- Finally, if you've got a crafter on your list, odds are that YOU'LL be getting something handmade back. And if you do, the best gift you can give your crafter is to appreciate it fully and truly. For real.
I am an aspiring crafter, as in, I always start project or have great ideas and never complete them. It's a common problem. My favorite part of the Japanese bookstore outside of the fashion magazines is always the new craft books section, where they always have THE CUTEST IDEAS EVER. I've always liked getting books as presents, they are always useful and not so invasive as more personal gifts like jewelry or clothing.
- Amazon can provide your lucky giftee with a whole package of Japanese-style craft books, all part of the Kyuuto! Japanese Crafts! series. There is Amigurumi, Woolly Embroidery (too cute!), Lacy Crochet, and Lacy Crochet that are so cute I could just eat them up. I saw a Japanese book of Scandinavian felt crafts at Fancy Tiger Craft in Denver earlier this year, Etsy seller FeltCafe has a copy for sale if you are as completely enraptured by that combination of greatness as I am!
- Although I may not be pumping out the craft projects myself, I do always recommend those looking for philanthropic causes to donate to check out our locally founded Kiva.org, where you can find small business owners in developing countries who need microloans. Many of these entrepreneurs are women working on collectives, on clothing, crafts, and cottage industries. The great thing about funding microloans through Kiva is that you get a 100% return on your money at the end of the loan cycle. I recommended Kiva to my father, who in turn took the proposal to his company for a company-wide microfinance program through the website, and now he maintains a whole portfolio of charitable loans he's cycled through for over a year, with 100% returns!

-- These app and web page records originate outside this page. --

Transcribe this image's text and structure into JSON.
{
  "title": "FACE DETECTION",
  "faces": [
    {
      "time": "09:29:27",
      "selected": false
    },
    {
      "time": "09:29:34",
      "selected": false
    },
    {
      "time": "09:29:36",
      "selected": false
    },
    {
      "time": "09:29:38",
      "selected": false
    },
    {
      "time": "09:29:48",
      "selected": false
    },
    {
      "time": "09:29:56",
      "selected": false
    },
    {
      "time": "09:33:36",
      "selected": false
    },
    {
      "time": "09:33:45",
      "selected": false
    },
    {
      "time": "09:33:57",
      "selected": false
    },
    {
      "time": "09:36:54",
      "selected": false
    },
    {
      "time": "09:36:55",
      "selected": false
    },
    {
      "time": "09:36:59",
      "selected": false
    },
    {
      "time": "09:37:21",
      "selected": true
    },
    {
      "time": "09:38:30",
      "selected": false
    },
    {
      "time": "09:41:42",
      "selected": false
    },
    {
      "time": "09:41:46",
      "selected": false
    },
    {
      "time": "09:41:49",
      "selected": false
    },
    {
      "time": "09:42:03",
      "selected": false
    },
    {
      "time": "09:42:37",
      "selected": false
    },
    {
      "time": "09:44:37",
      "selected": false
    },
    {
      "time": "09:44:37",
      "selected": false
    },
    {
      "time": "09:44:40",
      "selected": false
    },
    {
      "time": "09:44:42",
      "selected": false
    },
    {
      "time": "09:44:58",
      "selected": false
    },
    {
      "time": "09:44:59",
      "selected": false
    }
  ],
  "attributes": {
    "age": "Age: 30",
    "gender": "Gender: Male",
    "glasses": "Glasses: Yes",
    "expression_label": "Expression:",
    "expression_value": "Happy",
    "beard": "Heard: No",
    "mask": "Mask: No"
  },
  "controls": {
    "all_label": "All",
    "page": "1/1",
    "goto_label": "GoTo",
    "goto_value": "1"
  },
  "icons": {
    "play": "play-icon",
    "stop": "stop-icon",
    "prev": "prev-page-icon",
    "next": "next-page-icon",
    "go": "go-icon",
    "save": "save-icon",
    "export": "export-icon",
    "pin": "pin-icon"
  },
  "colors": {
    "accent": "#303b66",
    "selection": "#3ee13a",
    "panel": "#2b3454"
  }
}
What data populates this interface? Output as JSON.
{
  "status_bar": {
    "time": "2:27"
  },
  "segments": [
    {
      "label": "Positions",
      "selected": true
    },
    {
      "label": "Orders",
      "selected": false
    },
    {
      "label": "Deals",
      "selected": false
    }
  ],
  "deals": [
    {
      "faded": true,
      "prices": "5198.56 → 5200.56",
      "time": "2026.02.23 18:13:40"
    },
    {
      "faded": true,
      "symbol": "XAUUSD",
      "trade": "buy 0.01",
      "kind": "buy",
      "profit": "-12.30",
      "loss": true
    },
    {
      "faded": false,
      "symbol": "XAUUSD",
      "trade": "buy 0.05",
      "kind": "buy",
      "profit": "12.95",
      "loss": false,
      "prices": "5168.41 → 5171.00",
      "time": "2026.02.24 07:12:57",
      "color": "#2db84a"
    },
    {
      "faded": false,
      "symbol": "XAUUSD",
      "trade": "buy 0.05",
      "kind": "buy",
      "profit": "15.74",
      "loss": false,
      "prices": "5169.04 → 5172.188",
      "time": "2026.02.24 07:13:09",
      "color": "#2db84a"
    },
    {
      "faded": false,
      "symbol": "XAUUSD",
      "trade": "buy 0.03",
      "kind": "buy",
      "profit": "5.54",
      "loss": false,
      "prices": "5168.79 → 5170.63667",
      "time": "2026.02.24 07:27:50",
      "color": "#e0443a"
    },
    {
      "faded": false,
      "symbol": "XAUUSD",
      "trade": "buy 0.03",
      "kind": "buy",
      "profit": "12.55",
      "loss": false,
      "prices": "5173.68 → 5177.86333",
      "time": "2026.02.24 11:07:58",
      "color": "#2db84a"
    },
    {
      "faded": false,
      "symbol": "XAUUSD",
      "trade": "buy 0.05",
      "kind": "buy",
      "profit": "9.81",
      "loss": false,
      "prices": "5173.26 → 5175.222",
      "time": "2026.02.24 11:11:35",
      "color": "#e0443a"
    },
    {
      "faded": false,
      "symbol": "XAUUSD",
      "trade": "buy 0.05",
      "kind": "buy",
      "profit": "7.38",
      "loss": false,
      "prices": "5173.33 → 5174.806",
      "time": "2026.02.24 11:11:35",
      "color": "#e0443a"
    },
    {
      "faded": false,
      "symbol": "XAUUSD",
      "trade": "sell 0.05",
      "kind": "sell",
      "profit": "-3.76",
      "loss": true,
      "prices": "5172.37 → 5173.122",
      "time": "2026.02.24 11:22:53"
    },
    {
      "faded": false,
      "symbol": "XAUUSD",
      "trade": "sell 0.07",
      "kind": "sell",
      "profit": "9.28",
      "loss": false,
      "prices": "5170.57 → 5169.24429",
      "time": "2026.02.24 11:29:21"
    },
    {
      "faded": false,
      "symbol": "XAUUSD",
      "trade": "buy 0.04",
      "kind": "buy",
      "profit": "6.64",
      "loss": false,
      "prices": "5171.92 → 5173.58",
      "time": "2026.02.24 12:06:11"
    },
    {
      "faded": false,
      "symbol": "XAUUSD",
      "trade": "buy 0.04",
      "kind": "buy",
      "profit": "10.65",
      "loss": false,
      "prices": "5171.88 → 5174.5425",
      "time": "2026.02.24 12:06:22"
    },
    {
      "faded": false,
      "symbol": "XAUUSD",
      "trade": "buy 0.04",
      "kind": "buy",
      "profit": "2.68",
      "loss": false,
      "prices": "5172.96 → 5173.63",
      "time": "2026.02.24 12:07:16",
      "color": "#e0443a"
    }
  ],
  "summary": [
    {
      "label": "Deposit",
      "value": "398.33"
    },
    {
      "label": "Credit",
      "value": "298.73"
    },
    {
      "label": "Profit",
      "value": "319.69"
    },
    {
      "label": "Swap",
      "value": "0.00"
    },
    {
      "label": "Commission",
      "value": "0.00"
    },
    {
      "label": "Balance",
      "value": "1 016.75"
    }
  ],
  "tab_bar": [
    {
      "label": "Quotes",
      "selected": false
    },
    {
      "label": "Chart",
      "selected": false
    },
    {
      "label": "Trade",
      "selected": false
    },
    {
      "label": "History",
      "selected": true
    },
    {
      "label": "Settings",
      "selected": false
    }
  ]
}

- Another resource that benefits crafty entrepreneurs is Global Girlfriend, an online shop with profiles of the craftswomen. Each item benefits the specific collective or group of women, be they victims of domestic violence, sex trafficking. Talk about value added! Who wants a random thing from the mall when you can say your tote bag (I like the funky recycled plastic market totes!) is helping women living in poverty in India?
images from amazon.com and roseknits.etsy.com
This post features Amazon affiliate links.
Wednesday, December 02, 2009